Valproate is often used but should be avoided in women especially of child-bearing potential and in young patients, topiramate is preferred. TCAs are often very effective. Beta-blockers are still effective for many patients, especially children and young adults.

Which meds do you use for acute migraine treatment?

Triptans are first line for most patients. Most of us prescribe pure analgesics as rescue therapy. NSAIDs are sometimes combined with triptans for added benefit.

When does a patient need a statin?

We begin statins in most patients with stroke or TIA and often start them in the emergency room. All patients with stroke or TIA should be considered for statin regardless of lipid profile.

When does a patient with memory loss need a memory agent?

Presently, we are not sure that there is a protective effect of the memory meds, so we begin them when memory is a bother to the patient or family or when there has been a functional decline. There is only incomplete evidence that the course of the disease is altered.

What about treatment of non-Alzheimer’s dementias?

There is at least some evidence of efficacy of the meds for other dementias including Parkinson’s disease with dementia, vascular dementia, and fronto-temporal dementias. Therefore memory meds can be tried in these patients. Patients with vascular dementia must also have their vascular risk factors addressed.

When do you discontinue a memory drug?

When a patient has not responded to an agent in 2-3 months it should be discontinued and another tried. If a patient initially responded then progresses, this can be expected, but if it is thought that the drug has outlived its usefulness then discontinuation is tried. If the patient is worse 2 weeks after discontinuation then restart. If they are no worse, then consider another agent. When patients become total care the benefit of these meds is controversial.

Where can I find the ultimate answer to (almost) all neurologic questions?

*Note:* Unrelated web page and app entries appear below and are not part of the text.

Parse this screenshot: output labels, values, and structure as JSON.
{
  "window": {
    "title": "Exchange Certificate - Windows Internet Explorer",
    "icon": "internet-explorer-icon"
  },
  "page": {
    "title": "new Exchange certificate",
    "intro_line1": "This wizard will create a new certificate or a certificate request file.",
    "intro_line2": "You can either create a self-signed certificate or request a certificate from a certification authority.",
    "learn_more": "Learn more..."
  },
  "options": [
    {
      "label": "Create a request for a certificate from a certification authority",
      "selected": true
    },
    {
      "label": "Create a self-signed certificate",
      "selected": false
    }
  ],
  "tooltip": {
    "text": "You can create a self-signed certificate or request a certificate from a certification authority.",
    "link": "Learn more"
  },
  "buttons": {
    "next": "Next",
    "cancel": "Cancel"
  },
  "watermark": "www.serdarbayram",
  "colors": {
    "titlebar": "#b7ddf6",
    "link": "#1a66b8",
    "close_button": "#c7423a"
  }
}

Shared Care in Neurology, Shevlin, Misulis, Samuels.

Netter’s Concise Neurology, Misulis & Head

What are your biggest frustrations in American medicine?

Fibromyalgia/chronic fatigue, chronic pain with affective disturbance, pseudoseizures, parents, lawyers, and noncompliance.